The gateway city – that is the role that St. Louis played in the march of the pioneers and settlers onward. From 1841 till 1869 – when the railroad was completed – thousands of wagon trains and over 300,000 settlers began the westward leg of their hard journey from this place, near the confluence of the Mississippi and the Missouri Rivers.
Today, that role is brilliantly reflected in the Eero Saarinen arch that now completely symbolizes this city.
I have to admit being a bit skeptical of the impact of this edifice on a previous trip to St. Louis twenty years ago. What’s different now that we have seen so many of the places that those settlers went after they left here. We have been to land’s end, and in many points in between, we have heard the stories, and even touched the wagon ruts that these people left behind.
So now when we see the Arch, the complexity of what it symbolizes seems very poetically served by this graceful doorway that leads you forward, and signifies the start of something newer, brighter, and better.
It speaks to us in a different way.
But if you only look at it as a design and engineering marvel, you will still be entranced. So today, share a whole raft of views of this deceptively simple structure.

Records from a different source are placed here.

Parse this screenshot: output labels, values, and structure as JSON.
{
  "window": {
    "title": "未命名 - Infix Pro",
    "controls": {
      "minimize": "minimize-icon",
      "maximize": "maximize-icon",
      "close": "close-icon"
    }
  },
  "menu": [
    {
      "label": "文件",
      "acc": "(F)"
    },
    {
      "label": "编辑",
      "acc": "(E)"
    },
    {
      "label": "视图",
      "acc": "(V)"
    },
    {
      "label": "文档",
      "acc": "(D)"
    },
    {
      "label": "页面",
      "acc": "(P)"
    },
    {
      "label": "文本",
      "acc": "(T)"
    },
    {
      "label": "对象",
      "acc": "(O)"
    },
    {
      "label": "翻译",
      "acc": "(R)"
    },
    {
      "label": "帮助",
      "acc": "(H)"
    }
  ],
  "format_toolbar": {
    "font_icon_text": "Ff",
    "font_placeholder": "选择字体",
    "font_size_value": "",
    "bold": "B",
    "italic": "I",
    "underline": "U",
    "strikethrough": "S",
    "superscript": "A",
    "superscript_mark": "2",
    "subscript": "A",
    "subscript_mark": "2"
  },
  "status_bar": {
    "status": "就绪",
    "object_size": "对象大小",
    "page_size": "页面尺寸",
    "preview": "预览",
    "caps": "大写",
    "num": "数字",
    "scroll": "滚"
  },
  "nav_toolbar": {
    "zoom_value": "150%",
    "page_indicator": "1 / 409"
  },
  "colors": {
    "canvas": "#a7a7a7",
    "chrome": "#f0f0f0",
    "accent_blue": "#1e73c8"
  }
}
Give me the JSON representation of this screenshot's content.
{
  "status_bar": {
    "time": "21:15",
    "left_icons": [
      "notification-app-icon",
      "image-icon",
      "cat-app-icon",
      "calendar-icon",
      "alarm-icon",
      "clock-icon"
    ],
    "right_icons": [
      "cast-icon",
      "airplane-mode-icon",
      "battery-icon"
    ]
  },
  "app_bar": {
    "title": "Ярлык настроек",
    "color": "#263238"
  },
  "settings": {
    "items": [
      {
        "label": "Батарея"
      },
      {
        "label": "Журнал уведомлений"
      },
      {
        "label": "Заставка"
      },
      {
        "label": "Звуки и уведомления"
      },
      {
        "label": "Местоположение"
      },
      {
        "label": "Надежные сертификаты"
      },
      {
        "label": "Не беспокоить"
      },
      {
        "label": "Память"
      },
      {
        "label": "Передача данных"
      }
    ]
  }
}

Now, to answer the question you all must have. Yes, you can go to the top of the Arch. Look at the tiny little viewing windows as seen from below. There is a tramway on either side of the structure, and it takes four minutes to get to the top. There are eight tiny cars that each hold five people – preferably those who are closely related.
Oh, was your question about whether we went to the top of the Arch? Sorry, should have realized. Well, Don is not one for heights, so I went alone, and actually had a car to myself on the return trip. The viewing deck is quite something. I didn’t need to stay long, but I did get a few shots of the old courthouse, where the famous Dred Scott case was first heard. It is a complicated and long legal story which went all the way to the Supreme Court. Their decision against freedom for this slave greatly influenced the nomination of Abraham Lincoln to the Republican Party and his subsequent election, which in turn led to the South’s secession from the Union.

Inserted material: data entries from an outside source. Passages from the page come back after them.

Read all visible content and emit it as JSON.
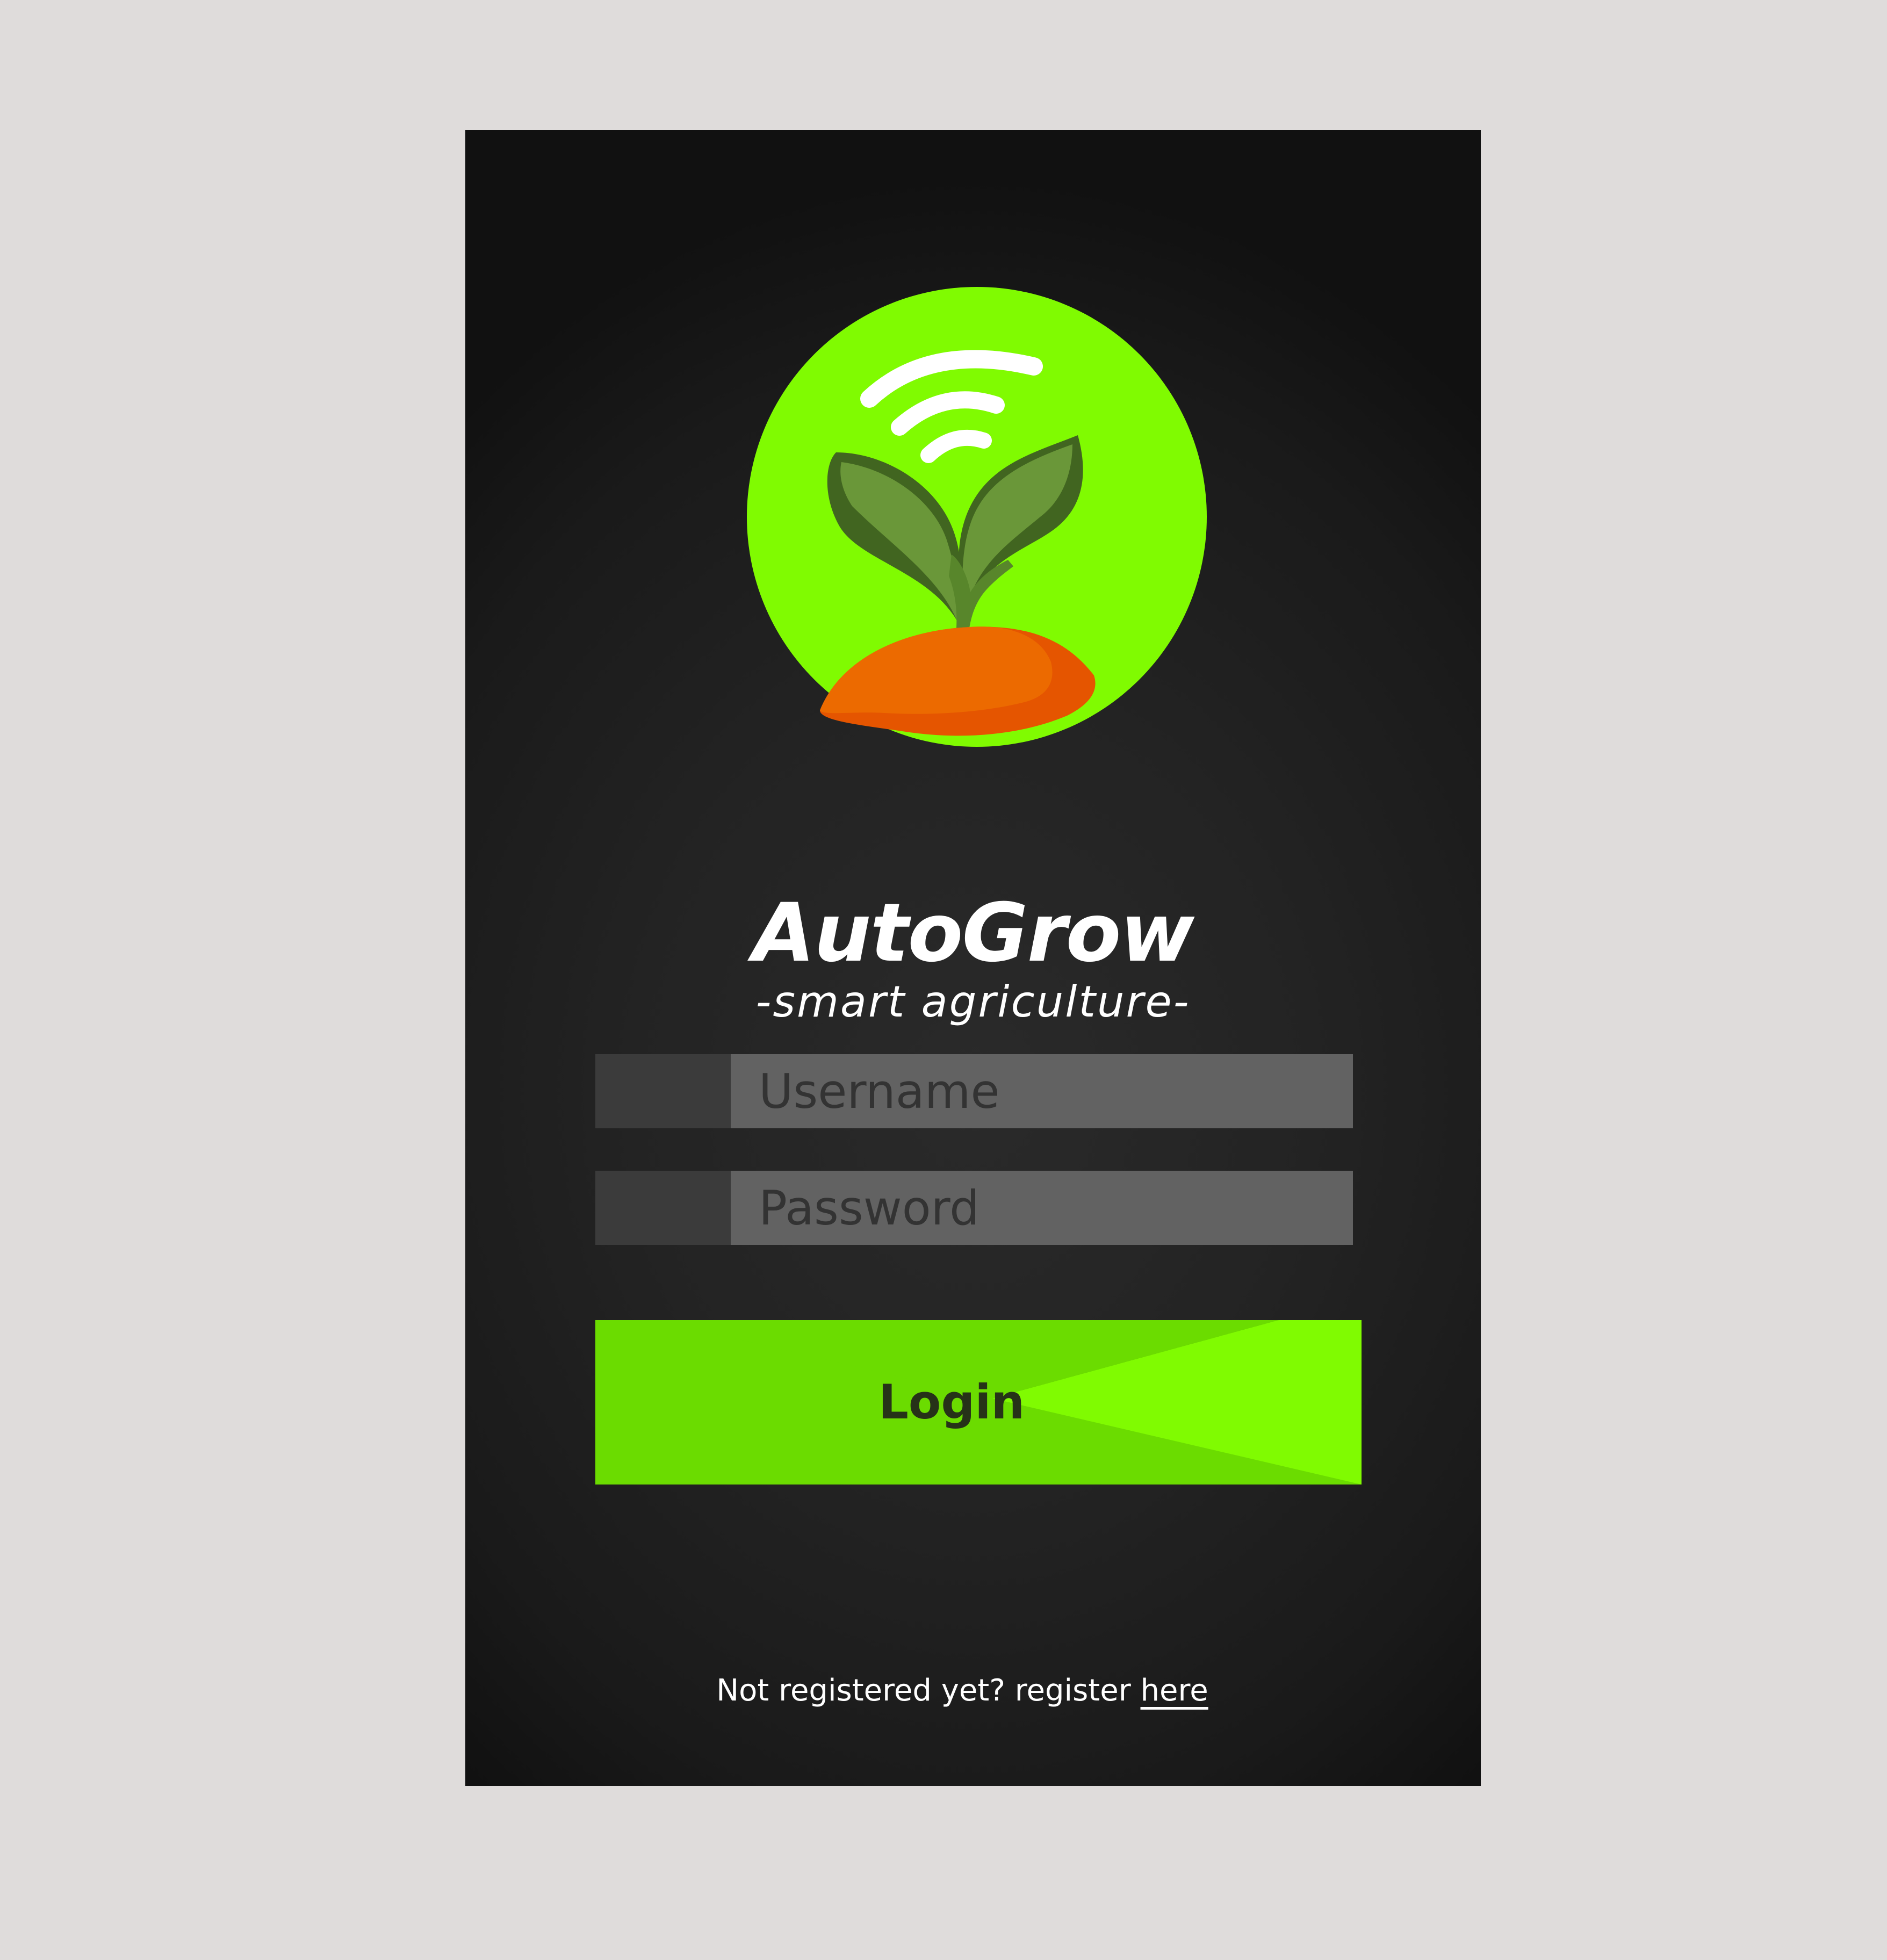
{
  "app": {
    "name": "AutoGrow",
    "tagline": "-smart agriculture-",
    "logo_icon": "sprout-with-wifi-signal-icon"
  },
  "form": {
    "username_placeholder": "Username",
    "password_placeholder": "Password",
    "login_label": "Login"
  },
  "register": {
    "prompt": "Not registered yet? register ",
    "link_label": "here"
  },
  "colors": {
    "page_background": "#dfdcdb",
    "screen_background": "#222222",
    "accent_green": "#80fb01",
    "accent_green_dark": "#6bdc00",
    "soil_orange": "#ec6a00",
    "leaf_green": "#6a9739",
    "input_background": "#626262",
    "input_prefix": "#3b3b3b"
  }
}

The rest of what can be seen is the center of St. Louis, with its stadium and ballpark, and the lands beyond.
Downstairs underground is the rationale for all this westward expansion – a museum that basically defends Manifest Destiny, but does try to temper the history of our national belief that we ‘bought’ the West, and stands as an homage to Thomas Jefferson, who had the foresight to send Lewis and Clark out exploring. Complicated stuff, this.

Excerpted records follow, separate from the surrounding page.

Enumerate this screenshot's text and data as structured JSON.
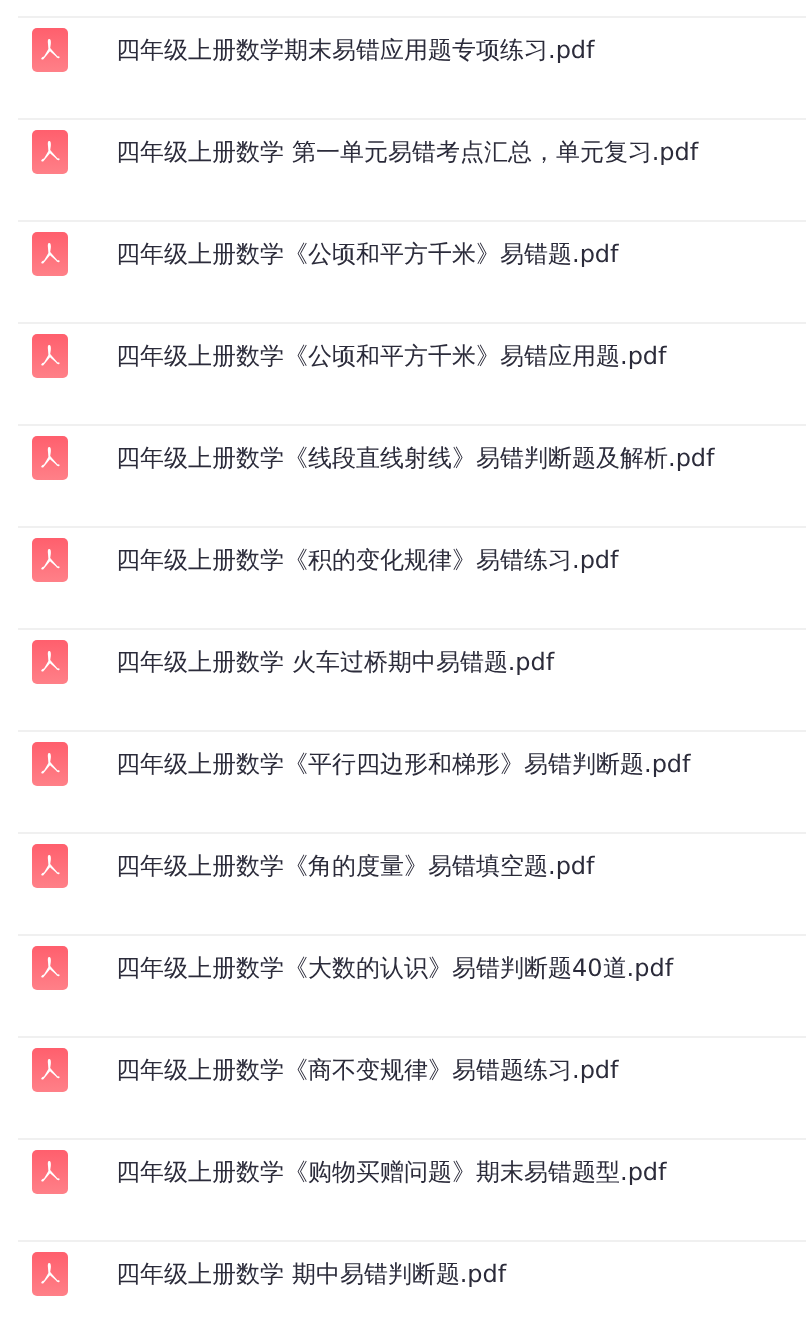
{
  "files": [
    {
      "name": "四年级上册数学期末易错应用题专项练习.pdf",
      "kind": "document"
    },
    {
      "name": "四年级上册数学 第一单元易错考点汇总，单元复习.pdf",
      "kind": "document"
    },
    {
      "name": "四年级上册数学《公顷和平方千米》易错题.pdf",
      "kind": "document"
    },
    {
      "name": "四年级上册数学《公顷和平方千米》易错应用题.pdf",
      "kind": "document"
    },
    {
      "name": "四年级上册数学《线段直线射线》易错判断题及解析.pdf",
      "kind": "document"
    },
    {
      "name": "四年级上册数学《积的变化规律》易错练习.pdf",
      "kind": "document"
    },
    {
      "name": "四年级上册数学 火车过桥期中易错题.pdf",
      "kind": "document"
    },
    {
      "name": "四年级上册数学《平行四边形和梯形》易错判断题.pdf",
      "kind": "document"
    },
    {
      "name": "四年级上册数学《角的度量》易错填空题.pdf",
      "kind": "document"
    },
    {
      "name": "四年级上册数学《大数的认识》易错判断题40道.pdf",
      "kind": "document"
    },
    {
      "name": "四年级上册数学《商不变规律》易错题练习.pdf",
      "kind": "document"
    },
    {
      "name": "四年级上册数学《购物买赠问题》期末易错题型.pdf",
      "kind": "document"
    },
    {
      "name": "四年级上册数学 期中易错判断题.pdf",
      "kind": "document"
    }
  ]
}
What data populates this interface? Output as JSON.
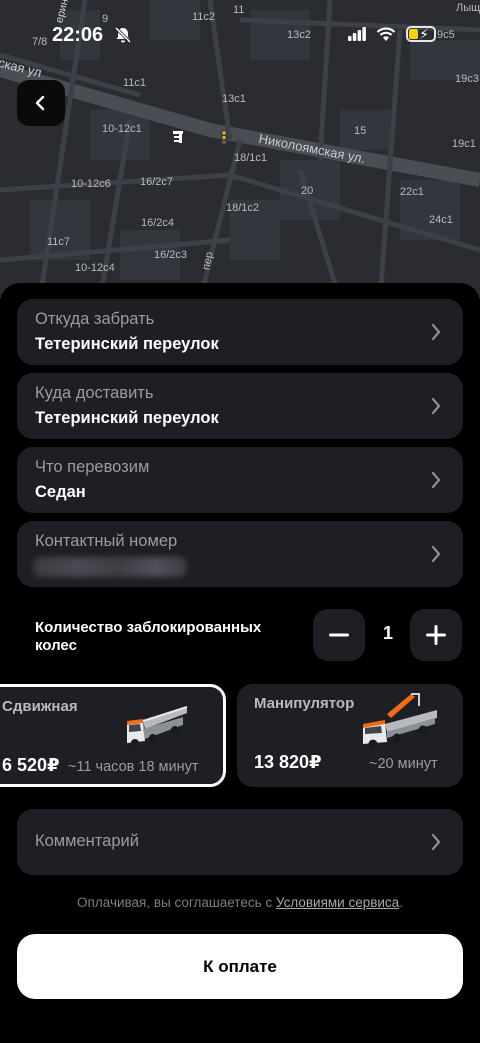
{
  "status_bar": {
    "time": "22:06"
  },
  "map": {
    "labels": [
      "11",
      "11c2",
      "9",
      "7/8",
      "13c2",
      "9c5",
      "Лыщ",
      "19c3",
      "11c1",
      "13c1",
      "10-12c1",
      "15",
      "19c1",
      "18/1c1",
      "16/2c7",
      "10-12c6",
      "20",
      "22c1",
      "18/1c2",
      "16/2c4",
      "24c1",
      "11c7",
      "16/2c3",
      "10-12c4",
      "пер"
    ],
    "streets": [
      "ская ул",
      "Николоямская ул.",
      "ерин"
    ]
  },
  "fields": {
    "from": {
      "label": "Откуда забрать",
      "value": "Тетеринский переулок"
    },
    "to": {
      "label": "Куда доставить",
      "value": "Тетеринский переулок"
    },
    "cargo": {
      "label": "Что перевозим",
      "value": "Седан"
    },
    "contact": {
      "label": "Контактный номер"
    }
  },
  "wheels": {
    "label": "Количество заблокированных колес",
    "count": "1"
  },
  "tariffs": [
    {
      "title": "Сдвижная",
      "price": "6 520₽",
      "eta": "~11 часов 18 минут",
      "selected": true
    },
    {
      "title": "Манипулятор",
      "price": "13 820₽",
      "eta": "~20 минут",
      "selected": false
    }
  ],
  "comment": {
    "label": "Комментарий"
  },
  "terms": {
    "prefix": "Оплачивая, вы соглашаетесь с ",
    "link": "Условиями сервиса",
    "suffix": "."
  },
  "pay_button": {
    "label": "К оплате"
  },
  "colors": {
    "background": "#000000",
    "card": "#1e1f24",
    "map": "#2a2c31",
    "accent_orange": "#f26a1b"
  }
}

Outside and up close, you see that this immense structure, which looks so delicate from a distance, is really quite sturdy and massive at its base.
Not much more to say about St. Louis, I’m afraid, except to tell you about our wonderful hotel room. This time our status as frequent travelers really paid off, as we were given the largest suite in the Crowne Plaza for two nights – 0n the 28th floor, with a balcony facing the Arch. The amount of space is perfect for a hospitality suite, and brings back lots of memories from the wild 80’s, but is perhaps just a bit too large for us. No matter – we filled it up and had a marvelous time!